[EXERCISE DETAILS]
Word by word and line by line, write out all of the records.

########

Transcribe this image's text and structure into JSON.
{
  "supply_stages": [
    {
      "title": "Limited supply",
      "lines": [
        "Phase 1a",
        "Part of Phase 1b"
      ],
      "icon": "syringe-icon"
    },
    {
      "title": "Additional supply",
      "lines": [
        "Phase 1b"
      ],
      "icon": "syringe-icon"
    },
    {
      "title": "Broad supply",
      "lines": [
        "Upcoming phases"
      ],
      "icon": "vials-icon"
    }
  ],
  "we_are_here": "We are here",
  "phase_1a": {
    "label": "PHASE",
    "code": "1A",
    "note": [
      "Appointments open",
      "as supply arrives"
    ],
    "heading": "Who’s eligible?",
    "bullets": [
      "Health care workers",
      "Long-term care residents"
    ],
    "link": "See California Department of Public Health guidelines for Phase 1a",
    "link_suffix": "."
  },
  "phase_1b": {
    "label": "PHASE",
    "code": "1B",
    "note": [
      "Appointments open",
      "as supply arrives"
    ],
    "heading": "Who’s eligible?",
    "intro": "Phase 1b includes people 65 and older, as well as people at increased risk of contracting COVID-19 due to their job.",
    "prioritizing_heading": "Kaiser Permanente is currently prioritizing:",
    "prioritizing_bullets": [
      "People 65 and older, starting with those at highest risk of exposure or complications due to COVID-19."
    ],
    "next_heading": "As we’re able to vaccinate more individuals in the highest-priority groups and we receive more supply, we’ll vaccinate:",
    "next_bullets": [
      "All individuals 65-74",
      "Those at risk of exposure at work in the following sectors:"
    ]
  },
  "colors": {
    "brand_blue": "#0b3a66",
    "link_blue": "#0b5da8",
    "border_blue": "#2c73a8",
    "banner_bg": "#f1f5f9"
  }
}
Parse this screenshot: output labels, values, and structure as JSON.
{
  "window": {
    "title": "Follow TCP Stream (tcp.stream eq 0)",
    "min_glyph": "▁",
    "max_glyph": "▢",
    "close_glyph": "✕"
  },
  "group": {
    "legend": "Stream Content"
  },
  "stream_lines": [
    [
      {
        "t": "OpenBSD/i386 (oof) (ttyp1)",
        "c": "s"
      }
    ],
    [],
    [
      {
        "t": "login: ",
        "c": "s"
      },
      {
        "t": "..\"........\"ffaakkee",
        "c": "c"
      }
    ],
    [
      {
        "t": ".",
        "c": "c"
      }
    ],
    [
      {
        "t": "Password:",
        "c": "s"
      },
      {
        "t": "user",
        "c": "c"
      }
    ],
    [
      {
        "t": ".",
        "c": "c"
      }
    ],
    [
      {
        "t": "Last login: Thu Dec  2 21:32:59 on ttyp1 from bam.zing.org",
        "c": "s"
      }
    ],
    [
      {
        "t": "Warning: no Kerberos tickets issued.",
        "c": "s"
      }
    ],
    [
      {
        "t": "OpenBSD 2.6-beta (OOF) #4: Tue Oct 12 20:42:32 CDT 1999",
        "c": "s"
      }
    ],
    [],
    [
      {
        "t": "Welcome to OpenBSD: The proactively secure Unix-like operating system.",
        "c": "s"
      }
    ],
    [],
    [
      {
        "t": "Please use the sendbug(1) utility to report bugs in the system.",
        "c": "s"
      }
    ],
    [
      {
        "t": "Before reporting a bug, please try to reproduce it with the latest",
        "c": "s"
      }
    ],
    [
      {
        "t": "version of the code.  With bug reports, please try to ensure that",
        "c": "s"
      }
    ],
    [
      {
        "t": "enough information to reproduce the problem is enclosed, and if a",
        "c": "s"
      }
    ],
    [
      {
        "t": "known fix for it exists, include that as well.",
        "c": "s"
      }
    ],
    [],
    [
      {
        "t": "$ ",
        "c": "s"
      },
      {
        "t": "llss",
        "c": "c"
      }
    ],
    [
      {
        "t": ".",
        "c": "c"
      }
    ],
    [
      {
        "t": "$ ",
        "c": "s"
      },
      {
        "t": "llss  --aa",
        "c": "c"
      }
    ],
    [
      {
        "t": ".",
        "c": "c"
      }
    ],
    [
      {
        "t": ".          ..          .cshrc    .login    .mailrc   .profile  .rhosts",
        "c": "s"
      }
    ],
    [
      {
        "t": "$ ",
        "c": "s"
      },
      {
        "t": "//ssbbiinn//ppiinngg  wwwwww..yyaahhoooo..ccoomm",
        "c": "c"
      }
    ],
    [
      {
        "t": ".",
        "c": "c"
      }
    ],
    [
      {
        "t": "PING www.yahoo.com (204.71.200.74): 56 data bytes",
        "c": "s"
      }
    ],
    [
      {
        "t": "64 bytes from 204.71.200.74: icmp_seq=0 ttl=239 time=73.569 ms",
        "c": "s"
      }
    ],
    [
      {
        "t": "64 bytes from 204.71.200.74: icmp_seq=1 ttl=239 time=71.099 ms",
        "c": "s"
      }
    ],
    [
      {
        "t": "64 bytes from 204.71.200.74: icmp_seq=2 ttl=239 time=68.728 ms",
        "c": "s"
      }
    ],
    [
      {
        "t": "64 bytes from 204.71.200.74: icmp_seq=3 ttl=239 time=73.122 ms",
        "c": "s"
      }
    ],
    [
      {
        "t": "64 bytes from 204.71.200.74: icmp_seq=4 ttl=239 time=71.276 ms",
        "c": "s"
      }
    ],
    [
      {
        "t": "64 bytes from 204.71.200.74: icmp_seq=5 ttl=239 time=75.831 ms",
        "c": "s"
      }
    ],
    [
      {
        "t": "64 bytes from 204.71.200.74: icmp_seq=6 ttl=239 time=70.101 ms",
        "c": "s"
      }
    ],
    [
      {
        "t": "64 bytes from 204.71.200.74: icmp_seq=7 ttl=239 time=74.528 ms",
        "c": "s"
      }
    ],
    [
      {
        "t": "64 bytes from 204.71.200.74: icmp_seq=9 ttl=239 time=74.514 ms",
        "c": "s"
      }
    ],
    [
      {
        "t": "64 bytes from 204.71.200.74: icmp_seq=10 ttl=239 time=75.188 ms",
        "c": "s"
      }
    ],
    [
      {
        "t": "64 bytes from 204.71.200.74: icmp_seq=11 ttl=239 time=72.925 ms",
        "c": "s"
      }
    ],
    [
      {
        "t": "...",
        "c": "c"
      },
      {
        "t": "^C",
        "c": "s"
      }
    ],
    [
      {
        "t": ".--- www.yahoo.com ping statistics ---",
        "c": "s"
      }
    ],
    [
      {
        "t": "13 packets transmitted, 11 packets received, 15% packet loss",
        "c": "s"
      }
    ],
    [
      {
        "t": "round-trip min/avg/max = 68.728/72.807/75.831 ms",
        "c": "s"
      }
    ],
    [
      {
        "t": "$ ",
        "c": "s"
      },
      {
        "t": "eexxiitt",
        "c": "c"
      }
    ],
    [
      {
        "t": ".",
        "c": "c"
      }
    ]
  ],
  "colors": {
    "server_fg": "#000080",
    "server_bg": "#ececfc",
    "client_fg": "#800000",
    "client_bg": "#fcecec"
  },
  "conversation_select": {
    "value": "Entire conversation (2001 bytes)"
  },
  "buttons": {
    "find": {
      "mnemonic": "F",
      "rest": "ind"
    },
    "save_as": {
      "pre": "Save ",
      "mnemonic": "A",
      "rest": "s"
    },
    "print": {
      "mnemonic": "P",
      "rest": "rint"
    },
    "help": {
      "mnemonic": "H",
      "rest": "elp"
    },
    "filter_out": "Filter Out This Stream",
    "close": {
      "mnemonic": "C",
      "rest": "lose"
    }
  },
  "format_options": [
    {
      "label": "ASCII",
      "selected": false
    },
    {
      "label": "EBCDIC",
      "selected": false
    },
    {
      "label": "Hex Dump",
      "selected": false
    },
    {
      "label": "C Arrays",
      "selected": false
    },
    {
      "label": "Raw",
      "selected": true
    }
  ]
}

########

[RESULT]
Transcribe this image's text and structure into JSON.
{
  "supply_stages": [
    {
      "title": "Limited supply",
      "lines": [
        "Phase 1a",
        "Part of Phase 1b"
      ],
      "icon": "syringe-icon"
    },
    {
      "title": "Additional supply",
      "lines": [
        "Phase 1b"
      ],
      "icon": "syringe-icon"
    },
    {
      "title": "Broad supply",
      "lines": [
        "Upcoming phases"
      ],
      "icon": "vials-icon"
    }
  ],
  "we_are_here": "We are here",
  "phase_1a": {
    "label": "PHASE",
    "code": "1A",
    "note": [
      "Appointments open",
      "as supply arrives"
    ],
    "heading": "Who’s eligible?",
    "bullets": [
      "Health care workers",
      "Long-term care residents"
    ],
    "link": "See California Department of Public Health guidelines for Phase 1a",
    "link_suffix": "."
  },
  "phase_1b": {
    "label": "PHASE",
    "code": "1B",
    "note": [
      "Appointments open",
      "as supply arrives"
    ],
    "heading": "Who’s eligible?",
    "intro": "Phase 1b includes people 65 and older, as well as people at increased risk of contracting COVID-19 due to their job.",
    "prioritizing_heading": "Kaiser Permanente is currently prioritizing:",
    "prioritizing_bullets": [
      "People 65 and older, starting with those at highest risk of exposure or complications due to COVID-19."
    ],
    "next_heading": "As we’re able to vaccinate more individuals in the highest-priority groups and we receive more supply, we’ll vaccinate:",
    "next_bullets": [
      "All individuals 65-74",
      "Those at risk of exposure at work in the following sectors:"
    ]
  },
  "colors": {
    "brand_blue": "#0b3a66",
    "link_blue": "#0b5da8",
    "border_blue": "#2c73a8",
    "banner_bg": "#f1f5f9"
  }
}
Parse this screenshot: output labels, values, and structure as JSON.
{
  "window": {
    "title": "Follow TCP Stream (tcp.stream eq 0)",
    "min_glyph": "▁",
    "max_glyph": "▢",
    "close_glyph": "✕"
  },
  "group": {
    "legend": "Stream Content"
  },
  "stream_lines": [
    [
      {
        "t": "OpenBSD/i386 (oof) (ttyp1)",
        "c": "s"
      }
    ],
    [],
    [
      {
        "t": "login: ",
        "c": "s"
      },
      {
        "t": "..\"........\"ffaakkee",
        "c": "c"
      }
    ],
    [
      {
        "t": ".",
        "c": "c"
      }
    ],
    [
      {
        "t": "Password:",
        "c": "s"
      },
      {
        "t": "user",
        "c": "c"
      }
    ],
    [
      {
        "t": ".",
        "c": "c"
      }
    ],
    [
      {
        "t": "Last login: Thu Dec  2 21:32:59 on ttyp1 from bam.zing.org",
        "c": "s"
      }
    ],
    [
      {
        "t": "Warning: no Kerberos tickets issued.",
        "c": "s"
      }
    ],
    [
      {
        "t": "OpenBSD 2.6-beta (OOF) #4: Tue Oct 12 20:42:32 CDT 1999",
        "c": "s"
      }
    ],
    [],
    [
      {
        "t": "Welcome to OpenBSD: The proactively secure Unix-like operating system.",
        "c": "s"
      }
    ],
    [],
    [
      {
        "t": "Please use the sendbug(1) utility to report bugs in the system.",
        "c": "s"
      }
    ],
    [
      {
        "t": "Before reporting a bug, please try to reproduce it with the latest",
        "c": "s"
      }
    ],
    [
      {
        "t": "version of the code.  With bug reports, please try to ensure that",
        "c": "s"
      }
    ],
    [
      {
        "t": "enough information to reproduce the problem is enclosed, and if a",
        "c": "s"
      }
    ],
    [
      {
        "t": "known fix for it exists, include that as well.",
        "c": "s"
      }
    ],
    [],
    [
      {
        "t": "$ ",
        "c": "s"
      },
      {
        "t": "llss",
        "c": "c"
      }
    ],
    [
      {
        "t": ".",
        "c": "c"
      }
    ],
    [
      {
        "t": "$ ",
        "c": "s"
      },
      {
        "t": "llss  --aa",
        "c": "c"
      }
    ],
    [
      {
        "t": ".",
        "c": "c"
      }
    ],
    [
      {
        "t": ".          ..          .cshrc    .login    .mailrc   .profile  .rhosts",
        "c": "s"
      }
    ],
    [
      {
        "t": "$ ",
        "c": "s"
      },
      {
        "t": "//ssbbiinn//ppiinngg  wwwwww..yyaahhoooo..ccoomm",
        "c": "c"
      }
    ],
    [
      {
        "t": ".",
        "c": "c"
      }
    ],
    [
      {
        "t": "PING www.yahoo.com (204.71.200.74): 56 data bytes",
        "c": "s"
      }
    ],
    [
      {
        "t": "64 bytes from 204.71.200.74: icmp_seq=0 ttl=239 time=73.569 ms",
        "c": "s"
      }
    ],
    [
      {
        "t": "64 bytes from 204.71.200.74: icmp_seq=1 ttl=239 time=71.099 ms",
        "c": "s"
      }
    ],
    [
      {
        "t": "64 bytes from 204.71.200.74: icmp_seq=2 ttl=239 time=68.728 ms",
        "c": "s"
      }
    ],
    [
      {
        "t": "64 bytes from 204.71.200.74: icmp_seq=3 ttl=239 time=73.122 ms",
        "c": "s"
      }
    ],
    [
      {
        "t": "64 bytes from 204.71.200.74: icmp_seq=4 ttl=239 time=71.276 ms",
        "c": "s"
      }
    ],
    [
      {
        "t": "64 bytes from 204.71.200.74: icmp_seq=5 ttl=239 time=75.831 ms",
        "c": "s"
      }
    ],
    [
      {
        "t": "64 bytes from 204.71.200.74: icmp_seq=6 ttl=239 time=70.101 ms",
        "c": "s"
      }
    ],
    [
      {
        "t": "64 bytes from 204.71.200.74: icmp_seq=7 ttl=239 time=74.528 ms",
        "c": "s"
      }
    ],
    [
      {
        "t": "64 bytes from 204.71.200.74: icmp_seq=9 ttl=239 time=74.514 ms",
        "c": "s"
      }
    ],
    [
      {
        "t": "64 bytes from 204.71.200.74: icmp_seq=10 ttl=239 time=75.188 ms",
        "c": "s"
      }
    ],
    [
      {
        "t": "64 bytes from 204.71.200.74: icmp_seq=11 ttl=239 time=72.925 ms",
        "c": "s"
      }
    ],
    [
      {
        "t": "...",
        "c": "c"
      },
      {
        "t": "^C",
        "c": "s"
      }
    ],
    [
      {
        "t": ".--- www.yahoo.com ping statistics ---",
        "c": "s"
      }
    ],
    [
      {
        "t": "13 packets transmitted, 11 packets received, 15% packet loss",
        "c": "s"
      }
    ],
    [
      {
        "t": "round-trip min/avg/max = 68.728/72.807/75.831 ms",
        "c": "s"
      }
    ],
    [
      {
        "t": "$ ",
        "c": "s"
      },
      {
        "t": "eexxiitt",
        "c": "c"
      }
    ],
    [
      {
        "t": ".",
        "c": "c"
      }
    ]
  ],
  "colors": {
    "server_fg": "#000080",
    "server_bg": "#ececfc",
    "client_fg": "#800000",
    "client_bg": "#fcecec"
  },
  "conversation_select": {
    "value": "Entire conversation (2001 bytes)"
  },
  "buttons": {
    "find": {
      "mnemonic": "F",
      "rest": "ind"
    },
    "save_as": {
      "pre": "Save ",
      "mnemonic": "A",
      "rest": "s"
    },
    "print": {
      "mnemonic": "P",
      "rest": "rint"
    },
    "help": {
      "mnemonic": "H",
      "rest": "elp"
    },
    "filter_out": "Filter Out This Stream",
    "close": {
      "mnemonic": "C",
      "rest": "lose"
    }
  },
  "format_options": [
    {
      "label": "ASCII",
      "selected": false
    },
    {
      "label": "EBCDIC",
      "selected": false
    },
    {
      "label": "Hex Dump",
      "selected": false
    },
    {
      "label": "C Arrays",
      "selected": false
    },
    {
      "label": "Raw",
      "selected": true
    }
  ]
}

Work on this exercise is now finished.